Every year PhoCusWright@ITB carries a different heading – highlighting a problem, trend or key theme, which presents industry leaders and executives with a challenge and points the way to the future. This key theme – whether it defines new goals, difficulties or innovations in the travel market – creates a unique environment. The main feature of this event is that all the lectures and sessions focus on the key theme and interpret it in their own way. The result is a thought-provoking mixture of information and ideas which takes the participants’ understanding of leading trends and aspects to a new level.
High-profile speakers will gather in an exceptional atmosphere, together with an expert audience of travel professionals, innovators and thought pioneers, where they can meet and establish contact. Expectations are high when like-minded players and influential industry experts come here to work together, move forward and do business. PhoCusWright@ITB is part of the ITB Berlin Convention.
TTW: How does ITB Berlin plan to cope with the economic crisis in Europe and enhance tourism?

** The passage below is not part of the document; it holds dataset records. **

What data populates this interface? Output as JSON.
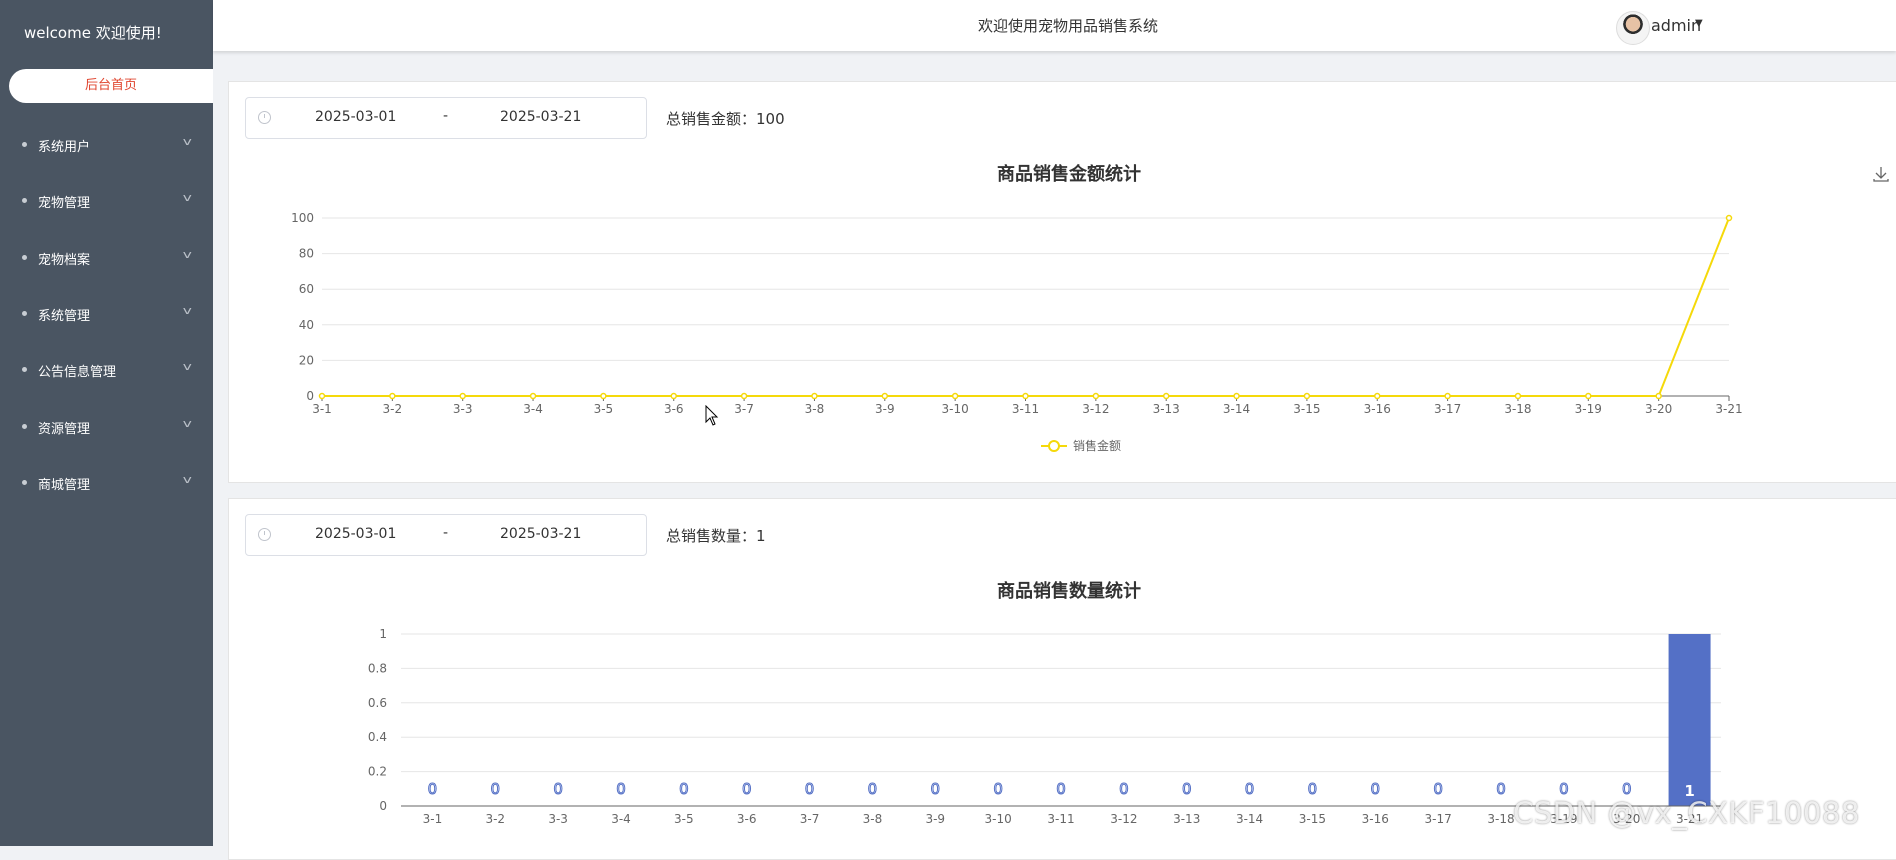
{
  "sidebar": {
    "welcome": "welcome 欢迎使用!",
    "home": "后台首页",
    "items": [
      {
        "label": "系统用户"
      },
      {
        "label": "宠物管理"
      },
      {
        "label": "宠物档案"
      },
      {
        "label": "系统管理"
      },
      {
        "label": "公告信息管理"
      },
      {
        "label": "资源管理"
      },
      {
        "label": "商城管理"
      }
    ]
  },
  "header": {
    "title": "欢迎使用宠物用品销售系统",
    "user": "admin"
  },
  "amount_panel": {
    "start_date": "2025-03-01",
    "separator": "-",
    "end_date": "2025-03-21",
    "total_label": "总销售金额：100"
  },
  "quantity_panel": {
    "start_date": "2025-03-01",
    "separator": "-",
    "end_date": "2025-03-21",
    "total_label": "总销售数量：1"
  },
  "watermark": "CSDN @vx_CXKF10088",
  "chart_data": [
    {
      "type": "line",
      "title": "商品销售金额统计",
      "categories": [
        "3-1",
        "3-2",
        "3-3",
        "3-4",
        "3-5",
        "3-6",
        "3-7",
        "3-8",
        "3-9",
        "3-10",
        "3-11",
        "3-12",
        "3-13",
        "3-14",
        "3-15",
        "3-16",
        "3-17",
        "3-18",
        "3-19",
        "3-20",
        "3-21"
      ],
      "series": [
        {
          "name": "销售金额",
          "values": [
            0,
            0,
            0,
            0,
            0,
            0,
            0,
            0,
            0,
            0,
            0,
            0,
            0,
            0,
            0,
            0,
            0,
            0,
            0,
            0,
            100
          ],
          "color": "#f5d90a"
        }
      ],
      "yticks": [
        "0",
        "20",
        "40",
        "60",
        "80",
        "100"
      ],
      "ylim": [
        0,
        100
      ],
      "grid": true,
      "legend": "bottom-center"
    },
    {
      "type": "bar",
      "title": "商品销售数量统计",
      "categories": [
        "3-1",
        "3-2",
        "3-3",
        "3-4",
        "3-5",
        "3-6",
        "3-7",
        "3-8",
        "3-9",
        "3-10",
        "3-11",
        "3-12",
        "3-13",
        "3-14",
        "3-15",
        "3-16",
        "3-17",
        "3-18",
        "3-19",
        "3-20",
        "3-21"
      ],
      "series": [
        {
          "values": [
            0,
            0,
            0,
            0,
            0,
            0,
            0,
            0,
            0,
            0,
            0,
            0,
            0,
            0,
            0,
            0,
            0,
            0,
            0,
            0,
            1
          ],
          "color": "#5470c6"
        }
      ],
      "data_labels": [
        "0",
        "0",
        "0",
        "0",
        "0",
        "0",
        "0",
        "0",
        "0",
        "0",
        "0",
        "0",
        "0",
        "0",
        "0",
        "0",
        "0",
        "0",
        "0",
        "0",
        "1"
      ],
      "yticks": [
        "0",
        "0.2",
        "0.4",
        "0.6",
        "0.8",
        "1"
      ],
      "ylim": [
        0,
        1
      ],
      "grid": true
    }
  ]
}
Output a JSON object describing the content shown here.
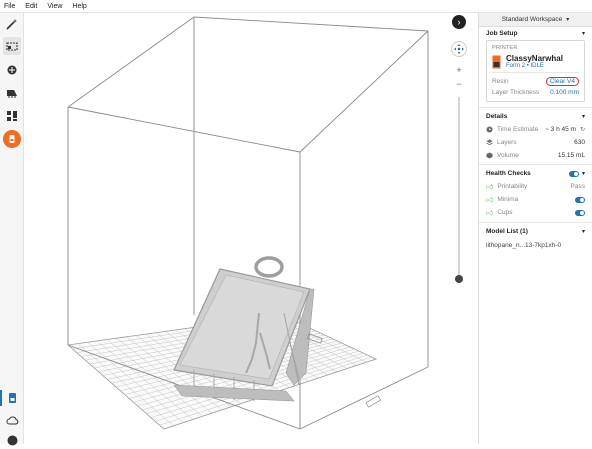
{
  "menu": [
    "File",
    "Edit",
    "View",
    "Help"
  ],
  "tools": [
    {
      "icon": "magic-wand-icon"
    },
    {
      "icon": "select-icon"
    },
    {
      "icon": "orientation-icon"
    },
    {
      "icon": "supports-icon"
    },
    {
      "icon": "layout-icon"
    },
    {
      "icon": "printer-icon"
    }
  ],
  "viewport_controls": {
    "collapse": "›",
    "plus": "+",
    "minus": "−",
    "dots": "⋮"
  },
  "panel": {
    "workspace": "Standard Workspace",
    "job_setup": "Job Setup",
    "printer_label": "PRINTER",
    "printer_name": "ClassyNarwhal",
    "printer_model": "Form 2",
    "printer_status": "IDLE",
    "resin_label": "Resin",
    "resin_value": "Clear V4",
    "layer_label": "Layer Thickness",
    "layer_value": "0.100 mm",
    "details": "Details",
    "time_label": "Time Estimate",
    "time_value": "~ 3 h 45 m",
    "layers_label": "Layers",
    "layers_value": "630",
    "volume_label": "Volume",
    "volume_value": "15.15 mL",
    "health": "Health Checks",
    "printability_label": "Printability",
    "printability_value": "Pass",
    "minima_label": "Minima",
    "cups_label": "Cups",
    "model_list": "Model List (1)",
    "model_item": "lithopane_n...13-7kp1xh-0"
  },
  "colors": {
    "accent": "#1e73be",
    "brand_orange": "#f26b21",
    "check_green": "#4caf50"
  }
}
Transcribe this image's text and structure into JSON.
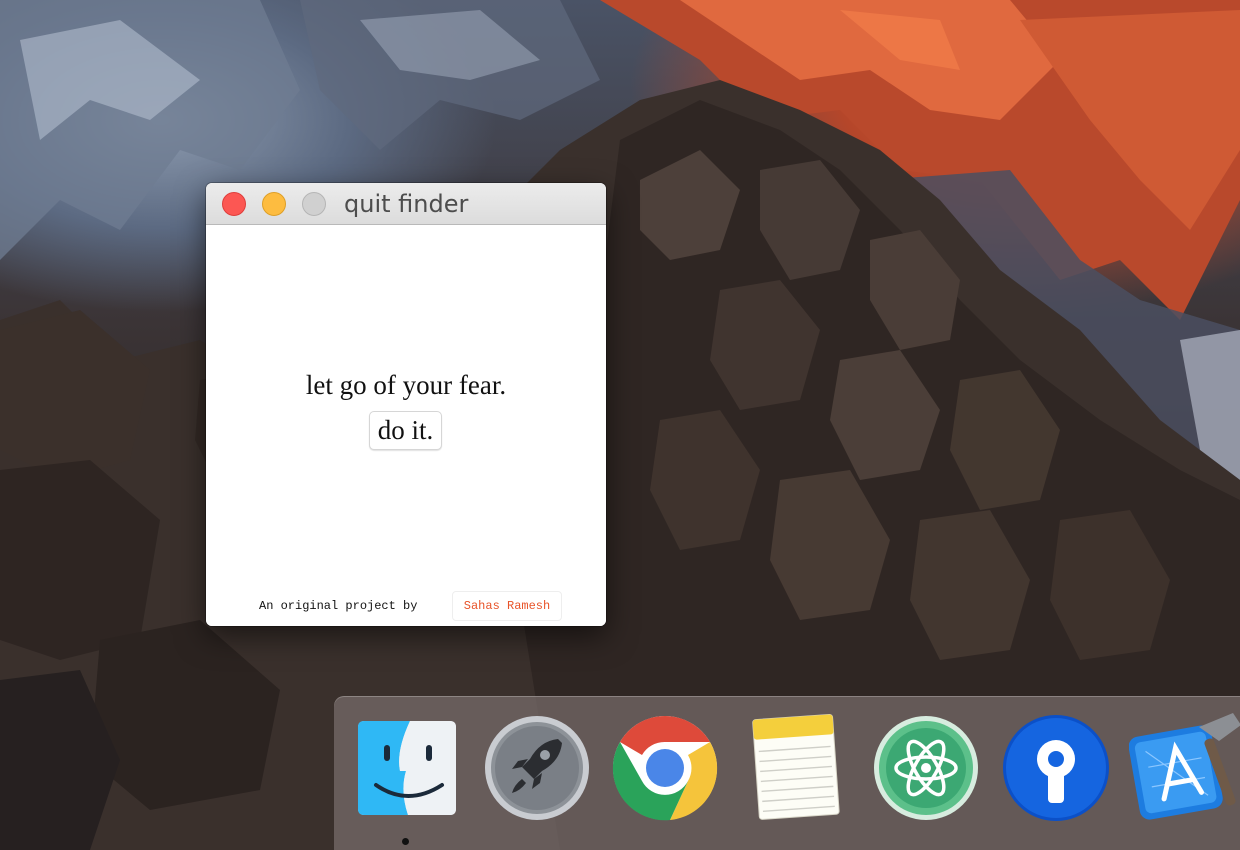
{
  "window": {
    "title": "quit finder",
    "headline": "let go of your fear.",
    "button_label": "do it.",
    "credit_text": "An original project by",
    "author_name": "Sahas Ramesh"
  },
  "dock": {
    "items": [
      {
        "name": "Finder",
        "icon": "finder-icon",
        "running": true
      },
      {
        "name": "Launchpad",
        "icon": "launchpad-icon",
        "running": false
      },
      {
        "name": "Google Chrome",
        "icon": "chrome-icon",
        "running": false
      },
      {
        "name": "Notes",
        "icon": "notes-icon",
        "running": false
      },
      {
        "name": "Atom",
        "icon": "atom-icon",
        "running": false
      },
      {
        "name": "Sourcetree",
        "icon": "sourcetree-icon",
        "running": false
      },
      {
        "name": "Xcode",
        "icon": "xcode-icon",
        "running": false
      }
    ]
  },
  "colors": {
    "close": "#fc5753",
    "minimize": "#fdbc40",
    "zoom_disabled": "#d0d0d0",
    "author_link": "#e8542a"
  }
}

David Ruetz : As the world’s largest travel trade show ITB Berlin attracts around 170,000 visitors every year, providing exhibitors with an opportunity to showcase their products and services to trade visitors and the general public alike. Particularly in economically difficult times, ITB Berlin is a platform where exhibitors can cultivate valuable business contacts. The volume of business negotiated and concluded at the show is in the order of six billion euros. This is impressive proof that ITB Berlin gives exhibitors’ business a long-term boost. In 2013, during the Open Days of ITB, exhibitors will for the first time be able to sell tours to the general public, offering them an additional source of income.
TTW: According to you, what is the future of business travel?
David Ruetz : In our view the trend towards globalisation will lead to even greater demands on business travel. Increasingly rapid forms of transport, more and more flights and technological progress will facilitate travel and make it easier to bridge long distances and meet people in person. Cities that were once remote locations will become attractive MICE event venues. Worldwide growth in mobility will have a long-term impact on business travel.
TTW: Could you comment on “digital transparency” and the rise of social media and its impact on World Tourism?
David Ruetz : Growth in digital transparency will make it easier to tailor products and information more efficiently to users’ needs. Information from social networks and communities already lets companies personalise their customer relationships and tailor their products to customers’ needs. The growing influence of social media will also have a long-term impact on the global travel industry. Recommendations from one’s own network will play an increasingly important role. Maintaining direct contact with companies via social networks influences customer relations management within the travel industry.